The research by Bournemouth University in partnership with Julia’s House Children’s Hospice showed 74% of parents rated short breaks by children’s hospices as having a positive effect on their relationship.
This national study examined the impact that caring for a life-limited or life-threatened child has on parental relationships. Its focus was on the effect that short breaks provided y children’s hospices have on parents’ relationships.
Seventeen children’s hospices from across England and Scotland took part in the research, which was conducted by Ashley Mitchell of Bournemouth University in partnership with Julia’s House, the Dorset and Wiltshire children’s hospice charity.
In its summary the report states, “Caring for life-limited and life-threatened children puts pressure on relationships and, unsupported, some parents’ relationships do not survive repeated emotional and physical strain. The unrelenting, exhausting cycle of care means couples can end up leading separate lives.
Most parents in this study rated short breaks provided by children’s hospices as having a direct, positive effect on their relationship with a partner, giving them rare time together as a couple. Others used short breaks to spend time with their other children or just enjoyed time to themselves, regaining some balance in their lives, ultimately benefitting the whole family.
THe study provides evidence to support the need for an immediate review of Government policy in order to reduce the emotional burden on families, as this frequently leads to parental break-up – and potential economic cost. Family disintegration through divorce or separation becomes an expensive burden on the State. Short breaks provided by children’s hospices should form part of a preventative policy solution.”

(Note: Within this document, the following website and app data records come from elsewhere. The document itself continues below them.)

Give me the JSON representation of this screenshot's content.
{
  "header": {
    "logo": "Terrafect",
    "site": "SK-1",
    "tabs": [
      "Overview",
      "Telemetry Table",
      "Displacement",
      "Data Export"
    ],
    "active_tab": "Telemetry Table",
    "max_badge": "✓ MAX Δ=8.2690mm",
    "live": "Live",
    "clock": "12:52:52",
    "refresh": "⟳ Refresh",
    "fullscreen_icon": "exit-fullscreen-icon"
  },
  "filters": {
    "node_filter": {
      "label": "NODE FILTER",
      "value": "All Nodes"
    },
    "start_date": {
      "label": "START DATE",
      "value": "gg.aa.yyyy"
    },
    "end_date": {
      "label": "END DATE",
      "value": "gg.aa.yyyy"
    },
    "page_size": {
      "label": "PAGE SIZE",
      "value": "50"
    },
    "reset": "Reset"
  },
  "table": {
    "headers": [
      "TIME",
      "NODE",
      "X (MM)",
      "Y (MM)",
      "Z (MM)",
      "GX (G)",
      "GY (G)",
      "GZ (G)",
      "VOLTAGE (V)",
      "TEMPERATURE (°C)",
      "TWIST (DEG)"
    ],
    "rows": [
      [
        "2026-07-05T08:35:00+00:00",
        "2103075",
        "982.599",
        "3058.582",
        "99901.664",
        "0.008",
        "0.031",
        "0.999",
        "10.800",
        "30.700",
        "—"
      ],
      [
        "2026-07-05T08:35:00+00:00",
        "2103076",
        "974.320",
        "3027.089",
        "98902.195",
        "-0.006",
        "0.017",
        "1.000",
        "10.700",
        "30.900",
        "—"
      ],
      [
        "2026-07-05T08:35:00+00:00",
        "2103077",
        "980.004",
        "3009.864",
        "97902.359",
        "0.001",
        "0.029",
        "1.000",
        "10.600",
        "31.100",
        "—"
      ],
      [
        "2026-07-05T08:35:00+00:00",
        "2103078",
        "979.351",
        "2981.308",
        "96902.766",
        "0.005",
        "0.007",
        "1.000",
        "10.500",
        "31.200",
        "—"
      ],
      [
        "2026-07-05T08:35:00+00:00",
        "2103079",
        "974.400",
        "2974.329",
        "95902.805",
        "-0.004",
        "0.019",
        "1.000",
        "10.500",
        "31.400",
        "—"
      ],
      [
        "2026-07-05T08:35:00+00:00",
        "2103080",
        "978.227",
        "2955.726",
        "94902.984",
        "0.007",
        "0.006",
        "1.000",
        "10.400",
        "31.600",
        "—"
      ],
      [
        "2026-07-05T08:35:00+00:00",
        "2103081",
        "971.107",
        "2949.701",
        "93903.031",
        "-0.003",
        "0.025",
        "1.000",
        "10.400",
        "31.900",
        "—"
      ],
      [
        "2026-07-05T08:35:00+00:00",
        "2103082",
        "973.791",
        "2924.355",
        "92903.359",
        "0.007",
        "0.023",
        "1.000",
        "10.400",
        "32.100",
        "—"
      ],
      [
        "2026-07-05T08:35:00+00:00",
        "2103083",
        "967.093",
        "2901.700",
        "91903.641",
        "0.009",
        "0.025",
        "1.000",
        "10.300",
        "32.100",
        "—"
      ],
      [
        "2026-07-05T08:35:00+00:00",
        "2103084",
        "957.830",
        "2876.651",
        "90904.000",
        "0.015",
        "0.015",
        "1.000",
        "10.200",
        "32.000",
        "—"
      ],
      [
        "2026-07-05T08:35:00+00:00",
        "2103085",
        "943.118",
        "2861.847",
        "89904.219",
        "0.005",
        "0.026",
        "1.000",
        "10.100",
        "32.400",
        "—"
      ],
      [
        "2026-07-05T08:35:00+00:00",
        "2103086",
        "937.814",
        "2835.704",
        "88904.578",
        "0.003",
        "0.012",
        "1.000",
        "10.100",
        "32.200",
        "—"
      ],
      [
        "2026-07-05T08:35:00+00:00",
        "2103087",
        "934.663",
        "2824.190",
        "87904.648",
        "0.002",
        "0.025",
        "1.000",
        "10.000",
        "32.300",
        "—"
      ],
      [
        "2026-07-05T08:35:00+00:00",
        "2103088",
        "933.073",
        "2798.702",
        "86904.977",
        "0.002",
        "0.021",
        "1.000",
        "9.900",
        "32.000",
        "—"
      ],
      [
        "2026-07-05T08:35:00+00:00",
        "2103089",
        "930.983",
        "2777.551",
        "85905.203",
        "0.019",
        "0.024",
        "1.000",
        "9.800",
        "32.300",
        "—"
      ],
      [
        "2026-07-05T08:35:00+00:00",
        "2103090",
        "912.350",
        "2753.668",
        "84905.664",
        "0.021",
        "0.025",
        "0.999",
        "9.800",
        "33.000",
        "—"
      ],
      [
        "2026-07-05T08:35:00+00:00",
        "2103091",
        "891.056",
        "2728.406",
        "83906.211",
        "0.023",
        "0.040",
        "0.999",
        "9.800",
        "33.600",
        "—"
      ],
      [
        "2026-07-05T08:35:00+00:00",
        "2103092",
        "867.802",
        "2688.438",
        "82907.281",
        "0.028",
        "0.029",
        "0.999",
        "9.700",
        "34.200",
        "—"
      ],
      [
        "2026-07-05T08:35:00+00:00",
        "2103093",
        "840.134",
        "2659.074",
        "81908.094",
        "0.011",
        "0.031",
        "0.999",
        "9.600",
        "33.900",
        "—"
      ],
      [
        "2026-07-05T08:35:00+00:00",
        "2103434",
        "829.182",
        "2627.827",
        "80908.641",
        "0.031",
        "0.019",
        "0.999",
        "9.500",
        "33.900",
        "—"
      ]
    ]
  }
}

The report can be downloaded from the Together for Short Lives website